Taking care of mental health during COVID-19: Ways to cope


Leidy James / Hilltop Views

Mental illnesses are more common than most people think, as seen in the infographic. The Health and Counseling Center is one of the many places where St. Edward’s students can receive treatment.

COVID-19 has brought about a pandemic no one today has ever experienced since 1918; the 1918 influenza pandemic was the most severe pandemic in recent history, according to the Central for Disease Control and Prevention. But besides the pandemic’s danger to our well being, it can impact our mental health as well. So how do we take care of it?

Many mental illnesses like anxiety and depression arise due to stressful situations and have to do in part with the brain and how it responds to trauma.

“A pandemic is a traumatic event, and people respond very differently to trauma based on a combination of nature and nurture,” St. Edward’s psychology professor Delia Paskos says. 

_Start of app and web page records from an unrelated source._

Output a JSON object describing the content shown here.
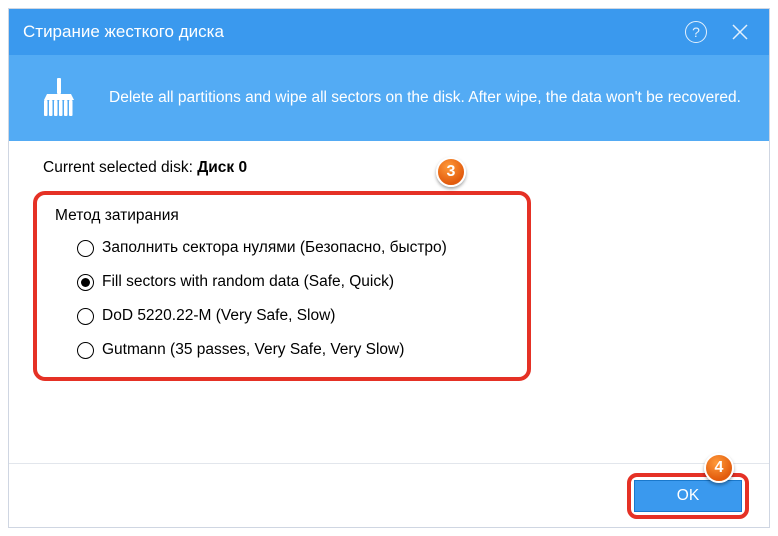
{
  "titlebar": {
    "title": "Стирание жесткого диска"
  },
  "banner": {
    "text": "Delete all partitions and wipe all sectors on the disk. After wipe, the data won't be recovered."
  },
  "selected": {
    "label": "Current selected disk: ",
    "value": "Диск 0"
  },
  "method": {
    "title": "Метод затирания",
    "options": [
      {
        "label": "Заполнить сектора нулями (Безопасно, быстро)",
        "checked": false
      },
      {
        "label": "Fill sectors with random data (Safe, Quick)",
        "checked": true
      },
      {
        "label": "DoD 5220.22-M (Very Safe, Slow)",
        "checked": false
      },
      {
        "label": "Gutmann (35 passes, Very Safe, Very Slow)",
        "checked": false
      }
    ]
  },
  "footer": {
    "ok": "OK"
  },
  "badges": {
    "b3": "3",
    "b4": "4"
  }
}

The pandemic has affected many aspects of our lives, from changing our daily habits and activities to possible financial or food insecurity. Its impact is different among every individual, but collectively, we may experience stress and worry due to the uncertainty.  

“The consequences of the pandemic, like quarantine and isolation, can also cause emotional and physical stress that can be chronic and long term, even in people who have never experienced mental illness before,” Paskos says.

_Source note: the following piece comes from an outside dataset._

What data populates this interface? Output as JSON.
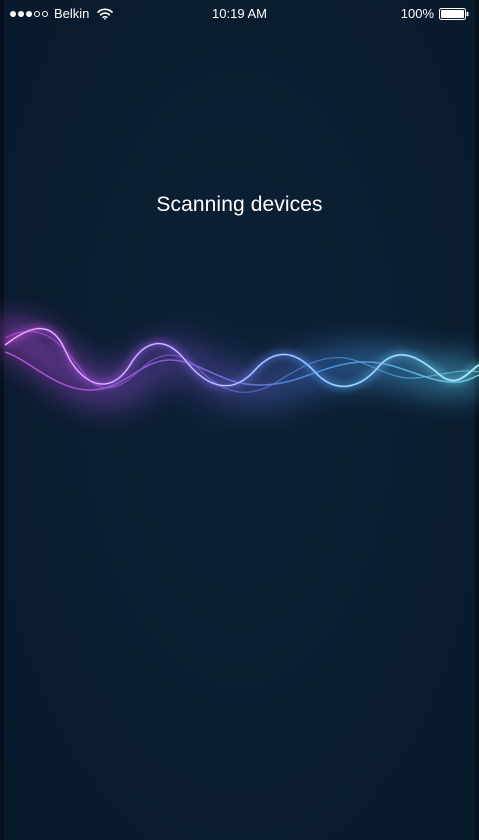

How common is mental illness? In a word: very.

“The lifetime prevalence of mental disorders is different depending on the specific type of mental disorder, but for the lifetime prevalence for any type of mental disorder, it is about 50%,” Paskos says.

As for symptoms, there’s no one set of normal symptoms.

“The symptoms vary depending on what mental illness you have,” Paskos says.

Mental illness can feel scary. Apart from the symptoms, not knowing what to do or how to make it go away can make it feel even more overwhelming, especially if you have never experienced it before.

“It’s important to understand the things we can and cannot control as this gives us perspective and enables us to focus on productive activities,” Paskos says.

While we have no control over the pandemic, we do have control over how we react to it. Focusing our attention on productive activities rather than constantly worrying, which only depletes our mental wellbeing, is the better route to take.